As an artist and author, my time is often divided between painting and writing, with my interests in religion, gender/sexuality, and justice being the connection between the two. Painting teaches me something unique about writing, at the same time that writing brings clarity to my painting. For me, the two go hand-in-hand. Such is most certainly the case with my painting of the revolutionary Grimké sisters and in the writing of my most recent book, Microaggressions in Ministry: Confronting the Violence of Everyday Church, co-authored with Cody Sanders. Now that the painting, one of my newest Holy Women Icons with a folk feminist twist, has toured parts the East Coast and Microaggressions in Ministry is officially available for purchase, I’ve had an opportunity to reflect on these seemingly disparate projects and mediums, only to realize how mutually informing they truly are.
The Grimké Sisters: Sarah (1792-1873) and Angelina (1805-1879)
Though these revolutionary sisters have always been famous in feminist-preaching-justice-antiracism-vegetarian circles, their name recognition bolstered with the stirring novel by Sue Monk Kidd, The Invention of Wings. The Grimké sisters were Southern American Quakers, writers, public speakers, and the first American women advocates for both abolition and women’s rights. Born to a wealthy plantation owner with hundreds of slaves, who held that women were strictly subordinate to men, these daring daughters experienced the evils of slavery first-hand. In fact, at age five, Sarah witnessed a slave being whipped and tried to escape South Carolina on a steam ship to a “place where there was no slavery.” In violation of the law, she taught several slaves to read during her adolescence.

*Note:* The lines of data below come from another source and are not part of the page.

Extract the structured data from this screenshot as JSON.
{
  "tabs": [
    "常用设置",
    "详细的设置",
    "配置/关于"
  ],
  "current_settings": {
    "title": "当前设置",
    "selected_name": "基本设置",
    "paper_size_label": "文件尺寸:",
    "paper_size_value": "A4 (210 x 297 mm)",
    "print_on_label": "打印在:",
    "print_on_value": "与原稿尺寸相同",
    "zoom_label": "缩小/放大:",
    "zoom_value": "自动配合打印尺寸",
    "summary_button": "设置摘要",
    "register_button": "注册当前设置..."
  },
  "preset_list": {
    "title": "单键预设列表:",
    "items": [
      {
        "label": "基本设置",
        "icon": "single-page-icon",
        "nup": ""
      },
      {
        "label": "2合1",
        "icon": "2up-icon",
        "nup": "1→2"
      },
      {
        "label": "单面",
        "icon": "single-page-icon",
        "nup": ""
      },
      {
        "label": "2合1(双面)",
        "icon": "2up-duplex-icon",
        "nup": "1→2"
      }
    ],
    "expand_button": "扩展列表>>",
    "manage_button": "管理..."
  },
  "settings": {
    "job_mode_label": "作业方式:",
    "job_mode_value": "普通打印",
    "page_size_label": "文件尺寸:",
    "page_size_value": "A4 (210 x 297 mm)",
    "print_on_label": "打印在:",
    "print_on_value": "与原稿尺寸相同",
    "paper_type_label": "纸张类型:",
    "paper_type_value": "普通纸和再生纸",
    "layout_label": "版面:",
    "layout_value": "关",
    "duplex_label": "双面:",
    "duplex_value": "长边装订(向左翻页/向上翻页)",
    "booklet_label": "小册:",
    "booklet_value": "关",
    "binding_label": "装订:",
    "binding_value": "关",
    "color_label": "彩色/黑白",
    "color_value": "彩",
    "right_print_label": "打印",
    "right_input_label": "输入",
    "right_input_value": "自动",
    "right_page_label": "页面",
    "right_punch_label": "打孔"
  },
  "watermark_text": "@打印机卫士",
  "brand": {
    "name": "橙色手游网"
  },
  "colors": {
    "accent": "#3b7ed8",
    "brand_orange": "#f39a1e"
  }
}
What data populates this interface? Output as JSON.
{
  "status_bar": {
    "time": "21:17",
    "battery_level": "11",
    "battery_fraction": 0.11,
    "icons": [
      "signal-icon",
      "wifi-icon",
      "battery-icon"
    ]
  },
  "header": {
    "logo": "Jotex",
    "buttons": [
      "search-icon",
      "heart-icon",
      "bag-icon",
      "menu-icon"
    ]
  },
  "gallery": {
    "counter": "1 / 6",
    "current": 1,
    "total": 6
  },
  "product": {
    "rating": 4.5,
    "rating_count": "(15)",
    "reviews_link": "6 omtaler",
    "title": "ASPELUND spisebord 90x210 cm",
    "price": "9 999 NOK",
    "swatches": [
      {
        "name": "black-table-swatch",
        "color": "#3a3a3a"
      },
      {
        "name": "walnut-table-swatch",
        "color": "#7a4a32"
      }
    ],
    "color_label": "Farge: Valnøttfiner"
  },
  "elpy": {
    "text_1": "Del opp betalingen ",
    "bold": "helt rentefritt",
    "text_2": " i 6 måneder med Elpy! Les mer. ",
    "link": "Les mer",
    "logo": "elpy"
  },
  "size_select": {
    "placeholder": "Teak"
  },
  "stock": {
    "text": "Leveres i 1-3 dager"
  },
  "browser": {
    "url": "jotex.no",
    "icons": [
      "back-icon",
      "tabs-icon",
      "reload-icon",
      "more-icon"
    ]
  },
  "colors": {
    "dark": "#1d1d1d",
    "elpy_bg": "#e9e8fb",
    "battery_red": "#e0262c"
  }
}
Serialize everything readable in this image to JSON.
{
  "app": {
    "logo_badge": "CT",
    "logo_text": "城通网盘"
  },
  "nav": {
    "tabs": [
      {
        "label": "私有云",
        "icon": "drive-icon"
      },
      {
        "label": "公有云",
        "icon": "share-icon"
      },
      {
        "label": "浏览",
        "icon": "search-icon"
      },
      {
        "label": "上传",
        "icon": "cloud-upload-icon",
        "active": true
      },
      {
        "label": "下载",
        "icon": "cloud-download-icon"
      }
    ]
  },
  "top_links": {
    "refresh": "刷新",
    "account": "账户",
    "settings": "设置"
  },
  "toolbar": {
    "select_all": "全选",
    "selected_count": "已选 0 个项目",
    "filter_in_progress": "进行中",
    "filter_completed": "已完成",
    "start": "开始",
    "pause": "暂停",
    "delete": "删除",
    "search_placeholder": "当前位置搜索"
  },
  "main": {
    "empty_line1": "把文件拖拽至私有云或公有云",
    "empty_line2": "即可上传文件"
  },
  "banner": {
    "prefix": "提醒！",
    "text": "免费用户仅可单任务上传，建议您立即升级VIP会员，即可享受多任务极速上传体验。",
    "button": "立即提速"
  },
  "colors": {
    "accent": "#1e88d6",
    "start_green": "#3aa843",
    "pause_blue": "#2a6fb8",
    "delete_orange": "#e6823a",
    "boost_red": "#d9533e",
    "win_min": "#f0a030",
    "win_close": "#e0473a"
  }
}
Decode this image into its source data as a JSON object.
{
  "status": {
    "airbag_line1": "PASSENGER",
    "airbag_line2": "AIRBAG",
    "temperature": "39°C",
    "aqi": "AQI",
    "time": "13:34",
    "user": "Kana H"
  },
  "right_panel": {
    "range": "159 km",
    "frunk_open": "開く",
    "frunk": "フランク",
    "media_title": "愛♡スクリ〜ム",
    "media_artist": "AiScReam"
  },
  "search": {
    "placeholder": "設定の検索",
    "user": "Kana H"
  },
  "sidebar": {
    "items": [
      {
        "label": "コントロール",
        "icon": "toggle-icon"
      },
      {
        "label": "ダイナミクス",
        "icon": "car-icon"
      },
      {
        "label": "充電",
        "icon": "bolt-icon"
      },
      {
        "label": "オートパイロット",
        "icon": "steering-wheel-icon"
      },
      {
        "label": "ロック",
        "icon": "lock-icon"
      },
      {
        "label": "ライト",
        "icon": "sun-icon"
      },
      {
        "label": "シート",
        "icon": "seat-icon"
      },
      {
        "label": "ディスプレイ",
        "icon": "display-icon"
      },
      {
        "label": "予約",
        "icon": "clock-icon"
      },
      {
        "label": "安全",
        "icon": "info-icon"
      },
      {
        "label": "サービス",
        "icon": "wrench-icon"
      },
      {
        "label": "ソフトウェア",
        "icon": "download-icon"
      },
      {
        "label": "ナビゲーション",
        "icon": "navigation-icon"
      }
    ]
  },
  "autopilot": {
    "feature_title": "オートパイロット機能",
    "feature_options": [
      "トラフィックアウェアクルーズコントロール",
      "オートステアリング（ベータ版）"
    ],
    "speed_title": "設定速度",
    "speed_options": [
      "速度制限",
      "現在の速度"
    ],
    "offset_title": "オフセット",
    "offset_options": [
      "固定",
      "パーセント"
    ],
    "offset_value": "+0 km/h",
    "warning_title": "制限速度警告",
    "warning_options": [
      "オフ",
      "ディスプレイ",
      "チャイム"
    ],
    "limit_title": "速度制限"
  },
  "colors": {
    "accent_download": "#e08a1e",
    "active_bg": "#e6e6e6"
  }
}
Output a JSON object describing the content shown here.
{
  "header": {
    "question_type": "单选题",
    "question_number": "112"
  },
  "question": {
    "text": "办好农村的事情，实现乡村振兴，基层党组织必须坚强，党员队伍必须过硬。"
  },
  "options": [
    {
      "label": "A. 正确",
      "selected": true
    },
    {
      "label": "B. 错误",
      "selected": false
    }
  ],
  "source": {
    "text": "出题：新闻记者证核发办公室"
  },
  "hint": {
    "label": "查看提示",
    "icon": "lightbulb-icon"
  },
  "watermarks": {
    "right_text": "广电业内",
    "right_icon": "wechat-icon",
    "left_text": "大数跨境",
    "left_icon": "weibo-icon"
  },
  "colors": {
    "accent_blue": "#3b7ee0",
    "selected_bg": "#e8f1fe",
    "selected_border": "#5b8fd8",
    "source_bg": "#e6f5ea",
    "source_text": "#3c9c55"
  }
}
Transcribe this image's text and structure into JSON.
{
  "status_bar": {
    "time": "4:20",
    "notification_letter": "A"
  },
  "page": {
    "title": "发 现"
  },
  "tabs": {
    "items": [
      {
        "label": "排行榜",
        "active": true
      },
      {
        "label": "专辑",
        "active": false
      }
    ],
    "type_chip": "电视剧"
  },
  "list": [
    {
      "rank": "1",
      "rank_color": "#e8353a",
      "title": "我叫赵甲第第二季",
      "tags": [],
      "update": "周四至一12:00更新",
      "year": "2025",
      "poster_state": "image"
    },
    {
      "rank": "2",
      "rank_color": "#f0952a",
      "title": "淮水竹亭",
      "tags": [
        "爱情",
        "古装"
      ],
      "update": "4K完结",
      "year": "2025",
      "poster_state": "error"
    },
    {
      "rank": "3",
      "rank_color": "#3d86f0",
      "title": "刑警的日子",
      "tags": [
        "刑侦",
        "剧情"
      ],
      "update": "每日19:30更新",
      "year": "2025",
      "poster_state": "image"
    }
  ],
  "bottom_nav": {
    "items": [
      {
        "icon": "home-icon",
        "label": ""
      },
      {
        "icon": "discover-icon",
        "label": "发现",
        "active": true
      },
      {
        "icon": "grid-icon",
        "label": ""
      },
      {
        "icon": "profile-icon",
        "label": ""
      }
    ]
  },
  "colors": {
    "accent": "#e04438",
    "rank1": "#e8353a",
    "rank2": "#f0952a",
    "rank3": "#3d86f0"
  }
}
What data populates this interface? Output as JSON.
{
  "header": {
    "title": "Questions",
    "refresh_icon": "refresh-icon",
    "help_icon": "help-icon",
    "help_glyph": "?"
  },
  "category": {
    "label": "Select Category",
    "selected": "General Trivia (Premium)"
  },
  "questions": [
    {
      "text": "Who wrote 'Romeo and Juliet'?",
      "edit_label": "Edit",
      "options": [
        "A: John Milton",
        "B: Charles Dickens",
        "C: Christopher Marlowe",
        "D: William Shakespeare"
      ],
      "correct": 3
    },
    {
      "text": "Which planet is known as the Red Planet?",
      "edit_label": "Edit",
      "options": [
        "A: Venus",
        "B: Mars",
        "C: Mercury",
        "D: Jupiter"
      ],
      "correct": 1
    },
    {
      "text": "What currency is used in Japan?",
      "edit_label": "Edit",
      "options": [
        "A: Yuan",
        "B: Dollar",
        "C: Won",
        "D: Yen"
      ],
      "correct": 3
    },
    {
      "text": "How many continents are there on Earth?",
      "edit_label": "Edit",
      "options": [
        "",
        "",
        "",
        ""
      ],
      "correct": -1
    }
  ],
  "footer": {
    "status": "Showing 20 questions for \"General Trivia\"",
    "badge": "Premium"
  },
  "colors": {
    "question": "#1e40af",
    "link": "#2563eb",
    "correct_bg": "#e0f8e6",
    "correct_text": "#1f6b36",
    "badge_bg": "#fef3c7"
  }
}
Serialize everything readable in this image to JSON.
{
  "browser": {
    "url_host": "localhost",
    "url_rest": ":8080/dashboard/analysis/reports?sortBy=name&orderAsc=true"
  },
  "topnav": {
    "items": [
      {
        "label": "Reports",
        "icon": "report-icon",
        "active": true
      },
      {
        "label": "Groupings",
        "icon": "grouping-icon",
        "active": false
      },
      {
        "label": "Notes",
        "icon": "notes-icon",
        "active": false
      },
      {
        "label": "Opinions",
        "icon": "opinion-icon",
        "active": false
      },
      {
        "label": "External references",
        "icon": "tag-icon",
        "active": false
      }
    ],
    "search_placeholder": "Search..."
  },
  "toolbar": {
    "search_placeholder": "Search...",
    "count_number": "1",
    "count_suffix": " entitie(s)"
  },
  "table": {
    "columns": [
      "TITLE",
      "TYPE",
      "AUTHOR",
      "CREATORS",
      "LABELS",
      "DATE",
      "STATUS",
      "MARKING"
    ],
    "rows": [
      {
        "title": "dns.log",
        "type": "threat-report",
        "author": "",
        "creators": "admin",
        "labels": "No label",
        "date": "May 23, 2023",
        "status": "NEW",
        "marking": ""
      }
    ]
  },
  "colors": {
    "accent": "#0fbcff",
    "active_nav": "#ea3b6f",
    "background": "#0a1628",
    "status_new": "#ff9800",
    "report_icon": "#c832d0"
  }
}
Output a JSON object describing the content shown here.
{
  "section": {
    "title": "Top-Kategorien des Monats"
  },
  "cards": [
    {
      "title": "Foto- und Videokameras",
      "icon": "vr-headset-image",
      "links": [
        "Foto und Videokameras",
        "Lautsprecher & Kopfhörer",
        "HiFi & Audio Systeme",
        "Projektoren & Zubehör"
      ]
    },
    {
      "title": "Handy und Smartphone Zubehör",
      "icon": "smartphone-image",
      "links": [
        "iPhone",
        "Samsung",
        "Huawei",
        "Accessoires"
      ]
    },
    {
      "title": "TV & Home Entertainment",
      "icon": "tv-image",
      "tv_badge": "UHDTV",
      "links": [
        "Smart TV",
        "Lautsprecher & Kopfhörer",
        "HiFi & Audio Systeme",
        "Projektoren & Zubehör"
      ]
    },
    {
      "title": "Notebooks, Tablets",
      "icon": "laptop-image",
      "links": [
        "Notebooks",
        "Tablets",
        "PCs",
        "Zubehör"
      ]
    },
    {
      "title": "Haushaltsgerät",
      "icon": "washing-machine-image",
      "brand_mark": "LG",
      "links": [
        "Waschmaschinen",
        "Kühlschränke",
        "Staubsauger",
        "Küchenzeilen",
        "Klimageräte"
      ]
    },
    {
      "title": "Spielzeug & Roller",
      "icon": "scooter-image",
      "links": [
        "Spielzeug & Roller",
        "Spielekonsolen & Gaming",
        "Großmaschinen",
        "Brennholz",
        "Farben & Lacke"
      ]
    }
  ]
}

Thirteen years her junior, Angelina was more of a daughter than sister to Sarah, as Sarah begged her parents to make her Angelina’s godmother. Together, the sisters left the South, became Quakers, committed themselves to pacifism and vegetarianism, and dedicated their lives to abolitionism. They gave countless public lectures—at first in “parlor meetings” for only women, but expanding to include men—decrying the evils of slavery. Not only did they preach abolition based on their interpretations of scripture, but they also held that black and white people are equal and should be treated as such. This latter belief was considered completely radical, even in abolitionist circles. In giving public lectures, they were attacked for their anti-slavery stance. In fact, they were forced to leave the Quaker church because of their views. But their radical abolitionism was not the only reason for critique; they were also condemned for stepping into the male sphere of public speaking. In the midst of such critique, the sisters were forced to grapple with their views of gender, inadvertently becoming feminists and women’s rights activists, as well. After much thought, prayer, and study, Sarah and Angelina also determined that women’s equality was rooted in scripture.